      Contact us at NIHERST to find out how many teams will be advancing from the event you are attending. (See the official Advancement Policy).

      It is possible for a team to receive a 1st Place Core Values, Project, or Robot Design Award but not advance to Championship if their Robot Performance score is ranked below the top 75% of teams at the event. A team may win 1st Place in Robot Performance but not advance to Championship due to not having performed well in one or more of the three judged areas.

    • Is it possible to win the Robot Performance Award based on field/game score without doing the Project?

      It is not possible to win the Robot Performance Award without doing the Project. Teams must participate in all 3 judged areas (Project, Core Values and Robot Design) and the Robot Game to be eligible for any Core Awards and Robot Performance is a Core Award. This rule encourages team to embrace the spirit of discovery and focus on all aspects of the Challenge.

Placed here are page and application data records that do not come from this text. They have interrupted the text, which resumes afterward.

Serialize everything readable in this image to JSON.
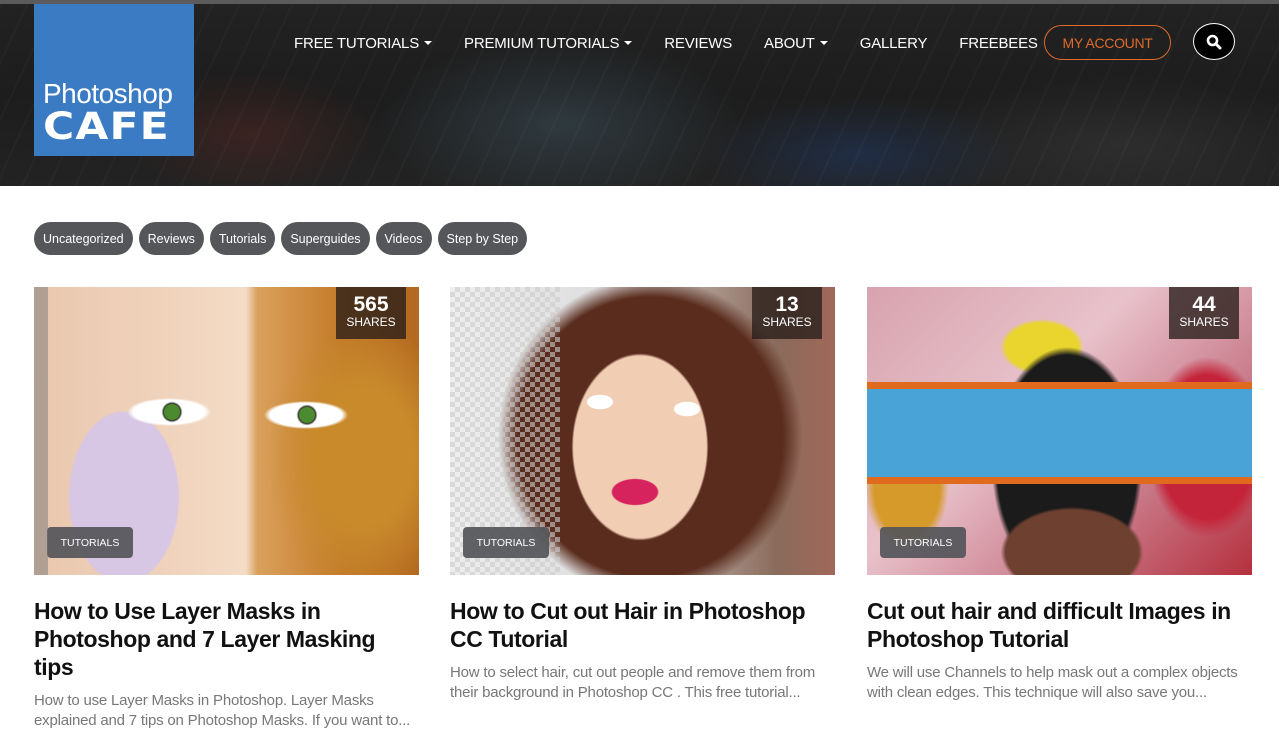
{
  "brand": {
    "line1": "Photoshop",
    "line2": "CAFE",
    "color": "#3a7bc3"
  },
  "nav": {
    "items": [
      {
        "label": "FREE TUTORIALS",
        "has_dropdown": true
      },
      {
        "label": "PREMIUM TUTORIALS",
        "has_dropdown": true
      },
      {
        "label": "REVIEWS",
        "has_dropdown": false
      },
      {
        "label": "ABOUT",
        "has_dropdown": true
      },
      {
        "label": "GALLERY",
        "has_dropdown": false
      },
      {
        "label": "FREEBEES",
        "has_dropdown": false
      }
    ],
    "account_label": "MY ACCOUNT",
    "account_color": "#e06b2a",
    "search_icon": "search-icon"
  },
  "categories": [
    "Uncategorized",
    "Reviews",
    "Tutorials",
    "Superguides",
    "Videos",
    "Step by Step"
  ],
  "posts": [
    {
      "shares": "565",
      "shares_label": "SHARES",
      "category": "TUTORIALS",
      "title": "How to Use Layer Masks in Photoshop and 7 Layer Masking tips",
      "excerpt": "How to use Layer Masks in Photoshop. Layer Masks explained and 7 tips on Photoshop Masks. If you want to..."
    },
    {
      "shares": "13",
      "shares_label": "SHARES",
      "category": "TUTORIALS",
      "title": "How to Cut out Hair in Photoshop CC Tutorial",
      "excerpt": "How to select hair, cut out people and remove them from their background in Photoshop CC . This free tutorial..."
    },
    {
      "shares": "44",
      "shares_label": "SHARES",
      "category": "TUTORIALS",
      "title": "Cut out hair and difficult Images in Photoshop Tutorial",
      "excerpt": "We will use Channels to help mask out a complex objects with clean edges. This technique will also save you..."
    }
  ]
}
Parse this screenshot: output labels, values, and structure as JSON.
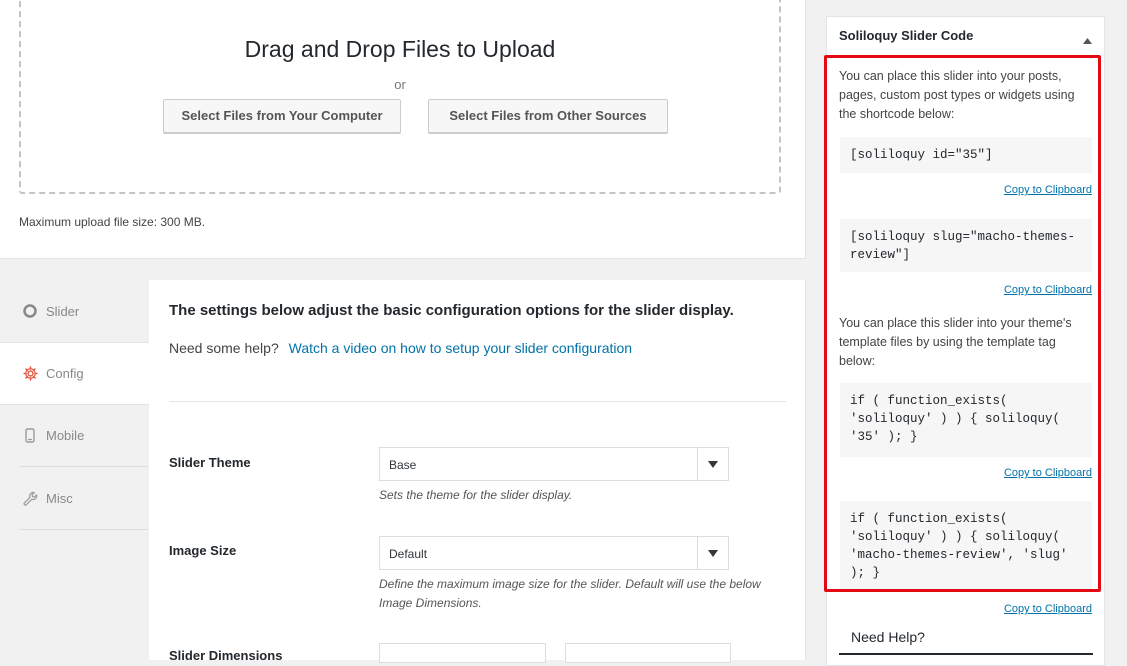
{
  "upload": {
    "title": "Drag and Drop Files to Upload",
    "or": "or",
    "select_computer": "Select Files from Your Computer",
    "select_other": "Select Files from Other Sources",
    "max_size": "Maximum upload file size: 300 MB."
  },
  "tabs": [
    {
      "label": "Slider",
      "icon": "circle-icon"
    },
    {
      "label": "Config",
      "icon": "gear-icon"
    },
    {
      "label": "Mobile",
      "icon": "mobile-icon"
    },
    {
      "label": "Misc",
      "icon": "wrench-icon"
    }
  ],
  "settings": {
    "heading": "The settings below adjust the basic configuration options for the slider display.",
    "help_prefix": "Need some help?",
    "help_link": "Watch a video on how to setup your slider configuration",
    "slider_theme_label": "Slider Theme",
    "slider_theme_value": "Base",
    "slider_theme_desc": "Sets the theme for the slider display.",
    "image_size_label": "Image Size",
    "image_size_value": "Default",
    "image_size_desc": "Define the maximum image size for the slider. Default will use the below Image Dimensions.",
    "dimensions_label": "Slider Dimensions"
  },
  "metabox": {
    "title": "Soliloquy Slider Code",
    "intro": "You can place this slider into your posts, pages, custom post types or widgets using the shortcode below:",
    "code1": "[soliloquy id=\"35\"]",
    "code2": "[soliloquy slug=\"macho-themes-review\"]",
    "template_intro": "You can place this slider into your theme's template files by using the template tag below:",
    "code3": "if ( function_exists( 'soliloquy' ) ) { soliloquy( '35' ); }",
    "code4": "if ( function_exists( 'soliloquy' ) ) { soliloquy( 'macho-themes-review', 'slug' ); }",
    "copy": "Copy to Clipboard",
    "need_help": "Need Help?"
  },
  "colors": {
    "accent": "#0073aa",
    "highlight": "#e50914"
  }
}
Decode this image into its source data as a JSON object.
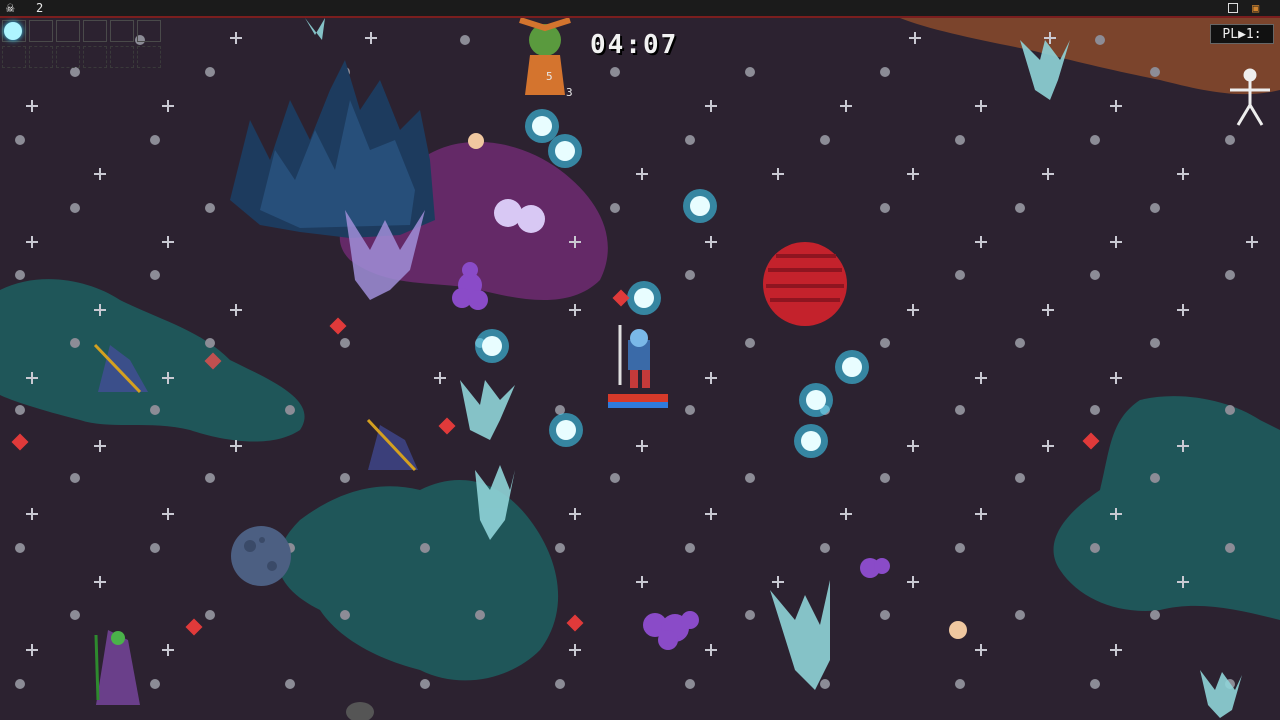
{
  "hud": {
    "kill_icon": "skull-icon",
    "kill_count": "2",
    "timer": "04:07",
    "replay_badge": "PL▶1:",
    "weapon_slots_filled": 1,
    "weapon_slots_total": 6
  },
  "damage_numbers": [
    "5",
    "3"
  ],
  "colors": {
    "background": "#2c2230",
    "orb": "#aef5ff",
    "orb_glow": "#3fd9ff",
    "hp_bar": "#d63a2a",
    "mp_bar": "#2f7bdc",
    "nebula_teal": "#1f5a5c",
    "nebula_purple": "#6a2a6e",
    "planet_red": "#c4222c",
    "planet_blue": "#4c5f82"
  }
}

    • Can elimination or alliance rounds be used to determine Robot Performance Award?

      The Robot Performance Award recognizes a team that scores the most points during the Robot Game. Teams have a chance to compete in at least three 2.5 minute matches and only the highest score out of the three matches counts. While some events may hold elimination or alliance matches for the excitement and fun, these may not be used to determine the Robot Performance Award. Instead, any awards provided for elimination or alliance matches may only be Local Awards. Note that scores for any alliance or elimination rounds will not be used to determine the Robot Performance bar (at or better than the top 40%) needed to be met for qualifier advancement or Champion's Award consideration.

    • What happens if my team goes past 5 minutes when giving their Project persentation?

      Some Judges may warn the team that they have gone over five minutes, while others will allow the team to finish. In some cases, the tournament may need to keep a very strict time schedule, so Judges will end the presentation at five minutes. If the Judges allow a team to go over five minutes, that may reduce the amount of time Judges have to ask questions and could affect how the Judges assess your team. Your team should practice timing their presentation before the tournament to reduce the chance they will go over five minutes.

    • Can the Coach help the team set up their Project presentation?

      As stated in the Project document, teams should plan a presentation that they are able to set up and break down with no adult help. The coach should refrain from helping the team set up any presentation materials or props. There may be rare instances when a presentation prop or other item is too bulky or heavy for team members to carry. In this instance, some tournaments may allow the coach to assist the team, or the tournament may provide volunteers to move the heavy/bulky item. Check with your tournament organizer before the tournament if you have any questions about tournament policies and procedures.

    • Do tournament directors have the flexibility to create their own judging tools or additional requirements for teams, other than those specified in the Challenge document?

      Each official tournament is held to a set of “Global Standards,” designed to provide a consistent experience for teams attending official events. Some items, including the rubrics, are required to be used by events exactly as provided by FIRST®. Other items may be modified to meet local needs.

      Official tournaments will not have any new or additional requirements, such as a binder or video, other than the required items outlined in the Challenge document, Coaches’ Handbook, and FIRST website.

      Each region may choose to require teams to present a Core Values Poster or Robot Design Executive Summary. In addition, some regions may have completely optional additions that are only used for local awards. These local, optional additions will not be taken into account by the Judges for any Core Awards.

Please keep checking this page for updates

If you have any questions about what is required at your tournament, please feel free to contact us at NIHERST.